Trout Swimming in the Street
Businesses in hard-hit Gardiner had just started really recovering from the tourism contraction brought by the coronavirus pandemic, and were hoping for a good year, Berg said.
“It’s a Yellowstone town, and it lives and dies by tourism, and this is going to be a pretty big hit,” he said. “They’re looking to try to figure out how to hold things together.”
Some of the worst damage happened in the northern part of the park and Yellowstone’s gateway communities in southern Montana. National Park Service photos of northern Yellowstone showed a mudslide, washed-out bridges, and roads undercut by churning floodwaters of the Gardner and Lamar rivers.
In Red Lodge, a town of 2,100 that’s a popular jumping-off point for a scenic route into the Yellowstone high country, a creek running through town jumped its banks and swamped the main thoroughfare, leaving trout swimming in the street a day later under sunny skies.
Residents described a harrowing scene where the water went from a trickle to a torrent over just a few hours.
The water toppled telephone poles, knocked over fences, and carved deep fissures in the ground through a neighborhood of hundreds of houses. Electricity was restored by Tuesday, but there was still no running water in the affected neighborhood.
Impact of Climate Change
While the flooding hasn’t been directly attributed to climate change, Rick Thoman, a climate specialist at the University of Alaska Fairbanks, said a warming environment makes extreme weather events more likely than they would have been “without the warming that human activity has caused.”
“Will Yellowstone have a repeat of this in five or even 50 years? Maybe not, but somewhere will have something equivalent or even more extreme,” he said.

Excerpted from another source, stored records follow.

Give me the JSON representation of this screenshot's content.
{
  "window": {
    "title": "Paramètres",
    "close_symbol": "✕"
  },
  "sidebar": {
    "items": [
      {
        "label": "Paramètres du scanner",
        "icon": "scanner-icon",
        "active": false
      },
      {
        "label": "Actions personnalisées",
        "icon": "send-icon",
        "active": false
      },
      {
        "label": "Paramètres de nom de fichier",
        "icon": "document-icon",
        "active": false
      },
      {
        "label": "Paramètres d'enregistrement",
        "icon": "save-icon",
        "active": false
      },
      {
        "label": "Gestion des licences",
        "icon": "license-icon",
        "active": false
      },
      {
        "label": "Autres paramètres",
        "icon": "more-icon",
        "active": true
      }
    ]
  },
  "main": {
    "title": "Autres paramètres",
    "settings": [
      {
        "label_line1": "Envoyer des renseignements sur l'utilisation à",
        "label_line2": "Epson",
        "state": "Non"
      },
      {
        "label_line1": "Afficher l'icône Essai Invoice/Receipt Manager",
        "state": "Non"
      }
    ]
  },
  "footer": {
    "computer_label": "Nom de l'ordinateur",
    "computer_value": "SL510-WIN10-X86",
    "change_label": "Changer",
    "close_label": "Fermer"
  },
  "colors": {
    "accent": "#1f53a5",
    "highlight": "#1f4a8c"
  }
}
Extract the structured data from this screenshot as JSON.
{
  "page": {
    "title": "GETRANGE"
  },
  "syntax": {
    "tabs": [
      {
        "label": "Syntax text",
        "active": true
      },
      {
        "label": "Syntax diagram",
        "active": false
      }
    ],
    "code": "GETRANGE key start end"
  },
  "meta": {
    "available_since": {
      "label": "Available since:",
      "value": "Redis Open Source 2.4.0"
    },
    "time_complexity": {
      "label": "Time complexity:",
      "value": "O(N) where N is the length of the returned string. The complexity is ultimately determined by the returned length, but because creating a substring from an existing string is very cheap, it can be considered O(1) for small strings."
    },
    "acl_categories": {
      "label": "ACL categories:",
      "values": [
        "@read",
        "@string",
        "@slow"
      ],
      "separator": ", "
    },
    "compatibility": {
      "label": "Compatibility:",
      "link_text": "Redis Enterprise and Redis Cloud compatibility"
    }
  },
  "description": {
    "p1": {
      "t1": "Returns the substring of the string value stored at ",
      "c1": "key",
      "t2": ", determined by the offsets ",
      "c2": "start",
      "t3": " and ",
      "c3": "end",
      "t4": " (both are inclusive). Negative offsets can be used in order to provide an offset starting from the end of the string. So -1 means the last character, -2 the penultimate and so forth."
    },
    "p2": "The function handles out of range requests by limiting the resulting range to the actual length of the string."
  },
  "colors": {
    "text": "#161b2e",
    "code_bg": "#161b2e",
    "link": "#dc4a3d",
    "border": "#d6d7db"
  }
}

Heavy rain on top of melting mountain snow pushed the Yellowstone, Stillwater, and Clarks Fork rivers to record levels Monday and triggered rock and mudslides, according to the National Weather Service. The Yellowstone River at Corwin Springs topped a record set in 1918.